Element data from apps and pages
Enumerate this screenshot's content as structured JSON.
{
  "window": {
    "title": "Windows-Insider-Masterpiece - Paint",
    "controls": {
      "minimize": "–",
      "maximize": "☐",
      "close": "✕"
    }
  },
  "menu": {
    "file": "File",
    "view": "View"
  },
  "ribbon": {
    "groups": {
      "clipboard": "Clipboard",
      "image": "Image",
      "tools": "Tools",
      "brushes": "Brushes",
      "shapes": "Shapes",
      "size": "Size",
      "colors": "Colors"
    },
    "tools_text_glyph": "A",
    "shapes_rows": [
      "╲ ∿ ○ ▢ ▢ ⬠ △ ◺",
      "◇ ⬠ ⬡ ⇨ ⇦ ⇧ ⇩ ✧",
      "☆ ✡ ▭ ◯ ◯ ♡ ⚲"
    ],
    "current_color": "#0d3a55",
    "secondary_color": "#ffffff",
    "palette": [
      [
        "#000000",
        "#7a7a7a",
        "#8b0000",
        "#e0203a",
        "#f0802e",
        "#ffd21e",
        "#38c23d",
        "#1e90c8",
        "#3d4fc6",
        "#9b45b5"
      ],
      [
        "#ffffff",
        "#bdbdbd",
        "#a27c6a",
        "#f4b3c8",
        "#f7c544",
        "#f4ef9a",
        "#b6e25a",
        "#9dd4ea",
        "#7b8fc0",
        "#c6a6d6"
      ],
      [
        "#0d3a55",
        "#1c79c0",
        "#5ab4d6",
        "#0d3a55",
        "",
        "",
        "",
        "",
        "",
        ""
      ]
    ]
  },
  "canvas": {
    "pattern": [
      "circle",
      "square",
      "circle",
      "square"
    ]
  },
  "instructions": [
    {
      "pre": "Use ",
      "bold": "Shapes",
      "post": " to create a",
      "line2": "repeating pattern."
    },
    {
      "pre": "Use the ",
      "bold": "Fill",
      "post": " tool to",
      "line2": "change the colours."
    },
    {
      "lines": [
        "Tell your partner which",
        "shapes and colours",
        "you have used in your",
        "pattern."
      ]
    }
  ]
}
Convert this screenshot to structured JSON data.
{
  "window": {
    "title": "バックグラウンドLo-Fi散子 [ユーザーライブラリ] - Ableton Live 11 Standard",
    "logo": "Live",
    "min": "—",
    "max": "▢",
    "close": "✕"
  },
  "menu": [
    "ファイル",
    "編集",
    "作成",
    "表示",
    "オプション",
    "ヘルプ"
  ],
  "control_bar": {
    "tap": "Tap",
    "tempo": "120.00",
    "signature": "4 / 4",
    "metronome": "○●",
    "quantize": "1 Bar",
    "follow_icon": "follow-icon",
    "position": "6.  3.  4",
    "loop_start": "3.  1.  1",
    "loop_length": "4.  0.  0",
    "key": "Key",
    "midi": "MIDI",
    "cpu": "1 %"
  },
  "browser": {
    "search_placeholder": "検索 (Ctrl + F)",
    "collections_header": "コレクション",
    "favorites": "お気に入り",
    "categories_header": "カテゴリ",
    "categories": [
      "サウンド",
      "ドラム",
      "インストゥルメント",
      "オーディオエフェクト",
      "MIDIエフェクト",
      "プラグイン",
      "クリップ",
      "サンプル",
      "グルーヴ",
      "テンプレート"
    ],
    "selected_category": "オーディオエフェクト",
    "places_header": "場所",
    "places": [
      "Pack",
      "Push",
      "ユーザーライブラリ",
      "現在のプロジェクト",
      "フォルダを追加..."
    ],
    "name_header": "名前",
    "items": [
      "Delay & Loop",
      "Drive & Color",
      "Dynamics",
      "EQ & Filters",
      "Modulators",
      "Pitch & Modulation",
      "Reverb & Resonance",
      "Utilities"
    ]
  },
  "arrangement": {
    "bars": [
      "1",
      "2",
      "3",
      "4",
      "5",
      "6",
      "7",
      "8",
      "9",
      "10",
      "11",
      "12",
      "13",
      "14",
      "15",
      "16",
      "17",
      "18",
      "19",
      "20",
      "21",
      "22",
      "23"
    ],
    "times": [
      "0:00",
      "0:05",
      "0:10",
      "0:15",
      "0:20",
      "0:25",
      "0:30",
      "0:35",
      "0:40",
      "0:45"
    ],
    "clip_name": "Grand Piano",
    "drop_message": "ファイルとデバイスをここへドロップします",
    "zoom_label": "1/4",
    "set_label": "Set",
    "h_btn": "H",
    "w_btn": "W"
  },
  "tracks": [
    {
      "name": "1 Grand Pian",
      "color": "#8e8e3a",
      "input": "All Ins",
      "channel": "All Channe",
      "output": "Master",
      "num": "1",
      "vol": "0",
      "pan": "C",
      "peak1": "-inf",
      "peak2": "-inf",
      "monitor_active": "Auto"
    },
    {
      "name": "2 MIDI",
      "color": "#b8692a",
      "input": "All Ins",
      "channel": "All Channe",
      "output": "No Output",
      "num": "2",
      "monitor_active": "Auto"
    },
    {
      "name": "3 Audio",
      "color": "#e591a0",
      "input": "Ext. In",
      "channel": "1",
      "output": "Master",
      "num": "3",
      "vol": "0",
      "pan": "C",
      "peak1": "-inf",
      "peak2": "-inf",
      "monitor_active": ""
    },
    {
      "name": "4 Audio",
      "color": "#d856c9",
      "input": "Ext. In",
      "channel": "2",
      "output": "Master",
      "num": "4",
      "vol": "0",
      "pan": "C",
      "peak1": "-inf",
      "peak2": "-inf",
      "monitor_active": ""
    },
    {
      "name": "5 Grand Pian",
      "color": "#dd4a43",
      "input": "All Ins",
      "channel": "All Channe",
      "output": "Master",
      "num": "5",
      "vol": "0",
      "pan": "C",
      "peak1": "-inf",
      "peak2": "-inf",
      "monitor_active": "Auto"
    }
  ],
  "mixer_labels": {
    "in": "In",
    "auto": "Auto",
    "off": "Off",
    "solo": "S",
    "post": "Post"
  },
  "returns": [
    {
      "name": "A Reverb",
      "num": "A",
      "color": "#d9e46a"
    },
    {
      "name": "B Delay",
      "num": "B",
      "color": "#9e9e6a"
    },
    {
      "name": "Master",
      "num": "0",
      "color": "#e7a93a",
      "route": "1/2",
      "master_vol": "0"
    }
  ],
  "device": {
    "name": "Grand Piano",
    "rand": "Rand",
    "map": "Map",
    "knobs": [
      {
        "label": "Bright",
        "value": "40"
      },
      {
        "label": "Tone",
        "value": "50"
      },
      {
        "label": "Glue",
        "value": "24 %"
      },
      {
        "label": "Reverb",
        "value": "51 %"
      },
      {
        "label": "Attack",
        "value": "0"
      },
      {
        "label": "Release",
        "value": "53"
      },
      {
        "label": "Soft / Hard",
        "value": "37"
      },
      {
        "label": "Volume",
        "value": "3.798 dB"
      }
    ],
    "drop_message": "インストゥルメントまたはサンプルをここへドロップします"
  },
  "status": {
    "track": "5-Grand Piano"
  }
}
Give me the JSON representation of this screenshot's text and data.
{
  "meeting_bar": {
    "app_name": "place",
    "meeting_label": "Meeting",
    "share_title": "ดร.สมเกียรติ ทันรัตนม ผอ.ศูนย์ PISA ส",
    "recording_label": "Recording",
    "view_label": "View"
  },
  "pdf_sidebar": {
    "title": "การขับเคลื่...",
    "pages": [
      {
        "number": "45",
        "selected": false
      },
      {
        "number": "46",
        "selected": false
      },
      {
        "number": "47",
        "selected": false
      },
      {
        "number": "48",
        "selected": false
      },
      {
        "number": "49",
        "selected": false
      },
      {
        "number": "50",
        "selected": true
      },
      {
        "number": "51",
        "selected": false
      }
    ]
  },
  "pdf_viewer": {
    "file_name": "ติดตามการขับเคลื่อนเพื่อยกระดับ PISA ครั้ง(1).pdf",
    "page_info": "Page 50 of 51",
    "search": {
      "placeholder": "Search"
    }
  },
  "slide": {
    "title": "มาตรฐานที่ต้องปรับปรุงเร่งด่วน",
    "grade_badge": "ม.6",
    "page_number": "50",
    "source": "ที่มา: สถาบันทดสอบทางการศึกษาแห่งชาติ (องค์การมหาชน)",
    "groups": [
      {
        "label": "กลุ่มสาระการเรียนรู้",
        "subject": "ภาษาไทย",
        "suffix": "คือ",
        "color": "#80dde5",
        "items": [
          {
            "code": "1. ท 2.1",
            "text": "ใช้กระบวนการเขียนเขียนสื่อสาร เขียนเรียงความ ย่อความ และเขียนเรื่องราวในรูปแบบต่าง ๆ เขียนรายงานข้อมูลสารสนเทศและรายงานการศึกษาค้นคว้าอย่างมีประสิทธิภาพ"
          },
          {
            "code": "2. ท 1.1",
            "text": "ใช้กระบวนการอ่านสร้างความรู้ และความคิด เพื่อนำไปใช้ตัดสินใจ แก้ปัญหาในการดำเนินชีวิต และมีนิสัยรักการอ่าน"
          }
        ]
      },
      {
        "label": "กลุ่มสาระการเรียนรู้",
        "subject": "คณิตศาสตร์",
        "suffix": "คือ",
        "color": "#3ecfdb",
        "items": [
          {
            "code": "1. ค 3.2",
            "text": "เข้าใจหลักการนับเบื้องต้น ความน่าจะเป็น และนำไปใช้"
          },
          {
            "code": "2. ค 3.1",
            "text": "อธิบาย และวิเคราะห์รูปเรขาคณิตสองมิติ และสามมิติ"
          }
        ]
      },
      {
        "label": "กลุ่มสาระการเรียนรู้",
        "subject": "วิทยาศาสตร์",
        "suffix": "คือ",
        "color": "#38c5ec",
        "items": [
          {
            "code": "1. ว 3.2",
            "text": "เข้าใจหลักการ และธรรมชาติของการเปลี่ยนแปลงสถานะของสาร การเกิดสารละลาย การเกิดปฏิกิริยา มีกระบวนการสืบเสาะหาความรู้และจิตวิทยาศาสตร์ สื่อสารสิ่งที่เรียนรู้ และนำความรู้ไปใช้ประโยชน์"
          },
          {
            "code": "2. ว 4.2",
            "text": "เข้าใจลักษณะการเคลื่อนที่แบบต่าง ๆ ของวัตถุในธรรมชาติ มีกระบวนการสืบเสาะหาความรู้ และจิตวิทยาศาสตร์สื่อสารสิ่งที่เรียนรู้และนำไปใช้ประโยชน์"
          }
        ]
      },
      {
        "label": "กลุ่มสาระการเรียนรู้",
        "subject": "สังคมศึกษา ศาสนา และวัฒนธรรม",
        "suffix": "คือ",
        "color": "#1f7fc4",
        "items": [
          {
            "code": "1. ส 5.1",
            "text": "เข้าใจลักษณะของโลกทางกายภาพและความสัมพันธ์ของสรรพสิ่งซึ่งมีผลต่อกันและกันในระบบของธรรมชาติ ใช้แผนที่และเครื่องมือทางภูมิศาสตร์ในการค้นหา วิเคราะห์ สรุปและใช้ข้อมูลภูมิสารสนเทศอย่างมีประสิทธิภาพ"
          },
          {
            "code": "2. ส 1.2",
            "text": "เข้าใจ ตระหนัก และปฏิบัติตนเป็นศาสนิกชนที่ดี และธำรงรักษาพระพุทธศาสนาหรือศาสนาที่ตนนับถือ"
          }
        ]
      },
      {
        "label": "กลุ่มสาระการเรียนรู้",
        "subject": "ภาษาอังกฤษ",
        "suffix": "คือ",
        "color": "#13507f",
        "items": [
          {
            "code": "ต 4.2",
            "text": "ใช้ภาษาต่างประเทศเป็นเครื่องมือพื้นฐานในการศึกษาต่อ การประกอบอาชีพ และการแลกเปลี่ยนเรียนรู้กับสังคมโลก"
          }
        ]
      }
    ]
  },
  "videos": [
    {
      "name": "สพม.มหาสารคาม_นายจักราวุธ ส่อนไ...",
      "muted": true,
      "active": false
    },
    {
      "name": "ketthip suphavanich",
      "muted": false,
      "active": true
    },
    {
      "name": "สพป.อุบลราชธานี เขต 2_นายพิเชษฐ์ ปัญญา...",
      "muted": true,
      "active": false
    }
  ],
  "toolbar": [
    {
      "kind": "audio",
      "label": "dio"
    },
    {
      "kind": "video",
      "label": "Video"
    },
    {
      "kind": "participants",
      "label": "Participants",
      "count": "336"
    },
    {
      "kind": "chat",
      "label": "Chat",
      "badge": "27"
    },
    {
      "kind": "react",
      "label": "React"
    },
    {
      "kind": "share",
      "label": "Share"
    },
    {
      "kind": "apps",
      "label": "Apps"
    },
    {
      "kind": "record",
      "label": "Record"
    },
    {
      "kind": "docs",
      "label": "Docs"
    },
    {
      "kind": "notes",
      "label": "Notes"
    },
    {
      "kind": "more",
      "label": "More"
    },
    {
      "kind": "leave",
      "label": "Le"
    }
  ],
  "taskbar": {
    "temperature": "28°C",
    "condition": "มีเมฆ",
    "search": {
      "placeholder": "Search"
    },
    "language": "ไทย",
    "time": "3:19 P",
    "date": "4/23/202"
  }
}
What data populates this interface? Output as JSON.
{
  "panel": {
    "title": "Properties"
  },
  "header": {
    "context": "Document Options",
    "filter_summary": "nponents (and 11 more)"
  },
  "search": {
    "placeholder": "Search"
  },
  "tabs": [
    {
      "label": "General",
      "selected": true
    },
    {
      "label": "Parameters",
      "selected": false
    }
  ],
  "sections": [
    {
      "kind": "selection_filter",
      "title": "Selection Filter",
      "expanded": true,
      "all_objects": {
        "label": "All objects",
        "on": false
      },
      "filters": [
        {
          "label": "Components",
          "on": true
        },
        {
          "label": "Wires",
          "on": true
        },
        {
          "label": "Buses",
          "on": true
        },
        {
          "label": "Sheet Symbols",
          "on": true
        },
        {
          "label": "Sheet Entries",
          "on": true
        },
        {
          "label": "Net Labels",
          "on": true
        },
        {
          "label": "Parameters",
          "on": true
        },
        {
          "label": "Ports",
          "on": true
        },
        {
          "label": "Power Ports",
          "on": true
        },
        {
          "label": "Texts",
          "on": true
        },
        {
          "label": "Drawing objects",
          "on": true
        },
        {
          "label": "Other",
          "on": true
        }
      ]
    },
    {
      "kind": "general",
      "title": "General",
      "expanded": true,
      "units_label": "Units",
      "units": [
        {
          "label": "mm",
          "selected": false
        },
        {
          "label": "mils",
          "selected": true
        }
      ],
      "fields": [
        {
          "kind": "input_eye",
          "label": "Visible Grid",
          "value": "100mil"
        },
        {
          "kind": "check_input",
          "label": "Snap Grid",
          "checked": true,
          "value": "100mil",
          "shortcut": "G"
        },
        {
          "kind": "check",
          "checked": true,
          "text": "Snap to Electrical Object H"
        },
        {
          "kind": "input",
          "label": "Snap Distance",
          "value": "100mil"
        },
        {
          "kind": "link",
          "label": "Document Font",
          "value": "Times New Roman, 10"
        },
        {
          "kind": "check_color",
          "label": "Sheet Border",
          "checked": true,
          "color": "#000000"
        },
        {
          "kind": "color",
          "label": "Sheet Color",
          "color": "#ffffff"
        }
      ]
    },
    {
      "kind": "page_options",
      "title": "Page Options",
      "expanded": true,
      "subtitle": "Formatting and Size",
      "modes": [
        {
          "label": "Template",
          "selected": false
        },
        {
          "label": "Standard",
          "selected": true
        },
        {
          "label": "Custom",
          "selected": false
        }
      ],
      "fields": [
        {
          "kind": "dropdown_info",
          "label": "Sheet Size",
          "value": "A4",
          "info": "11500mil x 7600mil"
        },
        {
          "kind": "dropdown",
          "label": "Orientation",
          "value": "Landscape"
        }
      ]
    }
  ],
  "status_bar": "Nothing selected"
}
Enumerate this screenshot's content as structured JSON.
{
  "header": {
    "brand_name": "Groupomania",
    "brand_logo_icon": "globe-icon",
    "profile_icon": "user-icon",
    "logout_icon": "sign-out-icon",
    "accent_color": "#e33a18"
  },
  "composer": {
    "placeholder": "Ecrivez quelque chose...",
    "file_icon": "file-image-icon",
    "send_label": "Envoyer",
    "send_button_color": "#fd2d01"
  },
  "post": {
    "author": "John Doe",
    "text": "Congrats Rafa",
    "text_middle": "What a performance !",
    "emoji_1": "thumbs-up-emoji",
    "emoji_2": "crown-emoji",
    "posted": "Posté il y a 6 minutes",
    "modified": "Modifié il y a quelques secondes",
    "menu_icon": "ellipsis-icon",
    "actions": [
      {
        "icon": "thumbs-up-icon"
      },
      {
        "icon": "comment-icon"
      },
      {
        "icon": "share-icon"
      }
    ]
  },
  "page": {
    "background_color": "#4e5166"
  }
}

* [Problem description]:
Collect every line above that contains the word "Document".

* [Answer area]:
    "context": "Document Options",
          "label": "Document Font",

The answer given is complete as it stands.